Bringing Up Bungalow
How two local Realtors made their historic house on Seventh Avenue perfect for today
They started by redoing the layout, and with a design from Doug Walter Architects began knocking down interior walls to open up the restrictive floor plan. Over the next 19 months, the old home was stripped down to the studs and rebuilt. On the first floor, three rooms were consolidated into a large kitchen with a sunny breakfast nook. Digging out a new section of the basement added 300 square feet of living space. And instead of popping the top, they used two dormers to expand the master suite and add space for an expanded bedroom and bath on the second floor.
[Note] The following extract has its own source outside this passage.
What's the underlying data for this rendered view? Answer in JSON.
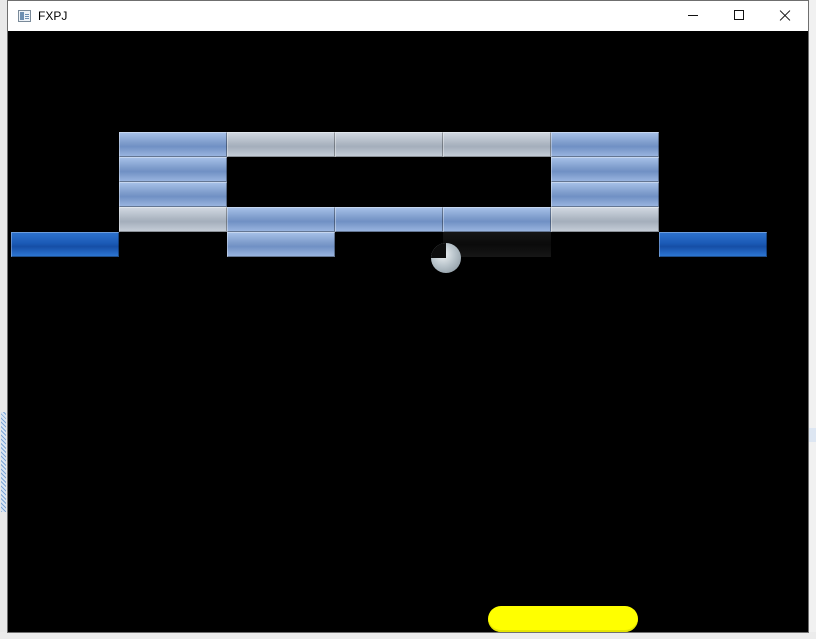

With a bigger slate, Bachelder and Freyer sat down with interior designers Kristi Dinner and Beth Armijo of Company KD to puzzle out ways to think beyond the traditional Mission-style look, so often seen in bungalows. Glass tiles inspired by rainforest colors, modern art, and chandeliers with cascading glass spheres were just a few of the design team's ideas. "We asked them, 'What will bring this project into modern day?'" says Dinner. "And they were really good at telling us what they did not like," adds Armijo.
Bachelder and Freyer made it clear that they did not want anything "fussy," and the designers ultimately settled on a watery palette of exquisite blues and pale greens to set a fluid, yet quiet environment. A coat of creamy-white paint on the traditional wood moldings brought classical elements into the 21st century. Dinner and Armijo handpicked sleek granite slab countertops, with tactile names like "Verde Waterfall," to match the scheme. With the furniture and accents, they went for splashes of vibrant color—bright oranges, rich reds, and ebony wood stains—as a contrast to the soft background colors.